• WORK TO BE COMPLETED
Exact duplicates of all the records are needed.

• THE DATA
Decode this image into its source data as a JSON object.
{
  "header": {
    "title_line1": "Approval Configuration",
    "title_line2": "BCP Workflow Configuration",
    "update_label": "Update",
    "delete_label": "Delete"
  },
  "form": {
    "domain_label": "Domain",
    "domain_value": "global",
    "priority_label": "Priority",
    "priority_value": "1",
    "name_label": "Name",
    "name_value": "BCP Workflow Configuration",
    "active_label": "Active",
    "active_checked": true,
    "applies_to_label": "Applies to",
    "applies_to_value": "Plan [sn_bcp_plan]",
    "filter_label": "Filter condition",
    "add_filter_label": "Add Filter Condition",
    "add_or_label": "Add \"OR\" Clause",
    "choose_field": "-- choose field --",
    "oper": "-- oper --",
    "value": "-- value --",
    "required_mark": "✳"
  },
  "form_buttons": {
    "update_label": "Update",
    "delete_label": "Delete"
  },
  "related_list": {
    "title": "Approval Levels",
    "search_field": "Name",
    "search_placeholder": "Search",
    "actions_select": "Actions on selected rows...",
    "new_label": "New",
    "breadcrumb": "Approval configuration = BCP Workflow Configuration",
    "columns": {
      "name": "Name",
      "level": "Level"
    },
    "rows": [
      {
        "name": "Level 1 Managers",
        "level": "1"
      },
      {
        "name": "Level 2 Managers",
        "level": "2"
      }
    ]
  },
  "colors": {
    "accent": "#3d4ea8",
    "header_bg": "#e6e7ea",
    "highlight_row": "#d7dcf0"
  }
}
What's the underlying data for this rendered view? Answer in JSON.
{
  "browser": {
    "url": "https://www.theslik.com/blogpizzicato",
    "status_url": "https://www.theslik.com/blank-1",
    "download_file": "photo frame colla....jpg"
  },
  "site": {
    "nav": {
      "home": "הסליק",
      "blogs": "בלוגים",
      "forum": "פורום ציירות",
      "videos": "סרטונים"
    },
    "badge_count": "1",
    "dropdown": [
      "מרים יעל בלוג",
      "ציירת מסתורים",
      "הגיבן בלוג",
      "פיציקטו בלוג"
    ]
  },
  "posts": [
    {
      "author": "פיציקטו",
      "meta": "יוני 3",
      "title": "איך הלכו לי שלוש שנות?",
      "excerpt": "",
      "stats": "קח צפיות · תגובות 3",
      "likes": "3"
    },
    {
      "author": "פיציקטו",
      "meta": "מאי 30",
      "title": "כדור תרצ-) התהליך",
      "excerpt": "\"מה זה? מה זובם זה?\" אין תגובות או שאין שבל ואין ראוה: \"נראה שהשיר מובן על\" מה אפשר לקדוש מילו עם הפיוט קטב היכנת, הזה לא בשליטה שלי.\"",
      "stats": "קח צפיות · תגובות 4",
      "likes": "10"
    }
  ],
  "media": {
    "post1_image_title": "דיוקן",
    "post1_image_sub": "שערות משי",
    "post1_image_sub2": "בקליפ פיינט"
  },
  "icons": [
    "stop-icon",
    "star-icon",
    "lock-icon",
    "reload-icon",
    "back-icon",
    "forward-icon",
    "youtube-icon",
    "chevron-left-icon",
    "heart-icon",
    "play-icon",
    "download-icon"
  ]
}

• EXPECTED ANSWER
Decode this image into its source data as a JSON object.
{
  "header": {
    "title_line1": "Approval Configuration",
    "title_line2": "BCP Workflow Configuration",
    "update_label": "Update",
    "delete_label": "Delete"
  },
  "form": {
    "domain_label": "Domain",
    "domain_value": "global",
    "priority_label": "Priority",
    "priority_value": "1",
    "name_label": "Name",
    "name_value": "BCP Workflow Configuration",
    "active_label": "Active",
    "active_checked": true,
    "applies_to_label": "Applies to",
    "applies_to_value": "Plan [sn_bcp_plan]",
    "filter_label": "Filter condition",
    "add_filter_label": "Add Filter Condition",
    "add_or_label": "Add \"OR\" Clause",
    "choose_field": "-- choose field --",
    "oper": "-- oper --",
    "value": "-- value --",
    "required_mark": "✳"
  },
  "form_buttons": {
    "update_label": "Update",
    "delete_label": "Delete"
  },
  "related_list": {
    "title": "Approval Levels",
    "search_field": "Name",
    "search_placeholder": "Search",
    "actions_select": "Actions on selected rows...",
    "new_label": "New",
    "breadcrumb": "Approval configuration = BCP Workflow Configuration",
    "columns": {
      "name": "Name",
      "level": "Level"
    },
    "rows": [
      {
        "name": "Level 1 Managers",
        "level": "1"
      },
      {
        "name": "Level 2 Managers",
        "level": "2"
      }
    ]
  },
  "colors": {
    "accent": "#3d4ea8",
    "header_bg": "#e6e7ea",
    "highlight_row": "#d7dcf0"
  }
}
What's the underlying data for this rendered view? Answer in JSON.
{
  "browser": {
    "url": "https://www.theslik.com/blogpizzicato",
    "status_url": "https://www.theslik.com/blank-1",
    "download_file": "photo frame colla....jpg"
  },
  "site": {
    "nav": {
      "home": "הסליק",
      "blogs": "בלוגים",
      "forum": "פורום ציירות",
      "videos": "סרטונים"
    },
    "badge_count": "1",
    "dropdown": [
      "מרים יעל בלוג",
      "ציירת מסתורים",
      "הגיבן בלוג",
      "פיציקטו בלוג"
    ]
  },
  "posts": [
    {
      "author": "פיציקטו",
      "meta": "יוני 3",
      "title": "איך הלכו לי שלוש שנות?",
      "excerpt": "",
      "stats": "קח צפיות · תגובות 3",
      "likes": "3"
    },
    {
      "author": "פיציקטו",
      "meta": "מאי 30",
      "title": "כדור תרצ-) התהליך",
      "excerpt": "\"מה זה? מה זובם זה?\" אין תגובות או שאין שבל ואין ראוה: \"נראה שהשיר מובן על\" מה אפשר לקדוש מילו עם הפיוט קטב היכנת, הזה לא בשליטה שלי.\"",
      "stats": "קח צפיות · תגובות 4",
      "likes": "10"
    }
  ],
  "media": {
    "post1_image_title": "דיוקן",
    "post1_image_sub": "שערות משי",
    "post1_image_sub2": "בקליפ פיינט"
  },
  "icons": [
    "stop-icon",
    "star-icon",
    "lock-icon",
    "reload-icon",
    "back-icon",
    "forward-icon",
    "youtube-icon",
    "chevron-left-icon",
    "heart-icon",
    "play-icon",
    "download-icon"
  ]
}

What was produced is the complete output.